American University trustees are nearing completion of a probe into hundreds of thousands of dollars of questionable expenses by suspended President Benjamin Ladner and his wife, according to two sources with knowledge of the audit.
The school's 25-member governing Board of Trustees will meet within a few weeks to discuss the results and decide how to proceed with Ladner, who became president of the private university in Northwest Washington in 1994.
Ladner was placed on administrative leave Aug. 24, a few months after the board began reviewing the expenses of the president and his wife, Nancy Bullard Ladner, who is described on the university's Web site as a volunteer who represents the Ladner presidency.
Ladner's duties are being carried out by the acting president, Cornelius M. Kerwin, who had been provost.
The audit was prompted by an anonymous letter detailing what it said were questionable travel and entertainment expenses by the Ladners, according to sources close to the investigation who spoke on condition of anonymity to protect their role.
Ladner did not return repeated phone calls.

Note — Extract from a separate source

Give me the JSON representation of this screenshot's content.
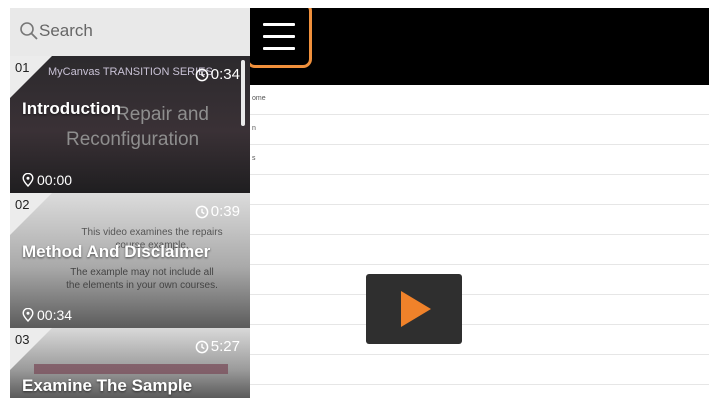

His attorney, David Ogden, said that after reviewing the issues involved in the audit, "we are confident that it will result in a positive outcome for him."
Leslie E. Bains, the new chairman of the board under whom the investigation was launched, did not return numerous phone calls, and other trustees would not publicly discuss the probe.

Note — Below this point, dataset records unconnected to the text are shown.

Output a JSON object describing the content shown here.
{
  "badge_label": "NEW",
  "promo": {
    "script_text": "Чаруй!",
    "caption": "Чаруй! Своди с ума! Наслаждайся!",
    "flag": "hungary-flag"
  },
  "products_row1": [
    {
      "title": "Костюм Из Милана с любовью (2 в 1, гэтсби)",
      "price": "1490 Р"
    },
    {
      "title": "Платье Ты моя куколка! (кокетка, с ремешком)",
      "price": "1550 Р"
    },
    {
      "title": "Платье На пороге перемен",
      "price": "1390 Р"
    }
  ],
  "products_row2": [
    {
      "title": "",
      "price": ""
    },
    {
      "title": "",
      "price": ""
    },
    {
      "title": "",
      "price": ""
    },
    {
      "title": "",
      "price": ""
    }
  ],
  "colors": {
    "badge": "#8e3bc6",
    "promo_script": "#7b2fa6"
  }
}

A third source familiar with the investigation said that trustees were reviewing $300,000 to $400,000 in expenses over several years but that the total could be higher. Included was the use of a university car for personal reasons, the source said.
Reginald Green, one of Ladner's former chauffeurs, said the Ladners often used the university car for personal reasons, including requiring him to take in and pick up their laundry and the work shirts of their chef. Ladner hired the chef early in his tenure, raising eyebrows at the time about his spending.
Ladner's base salary last year was $633,000, according to Internal Revenue Service records.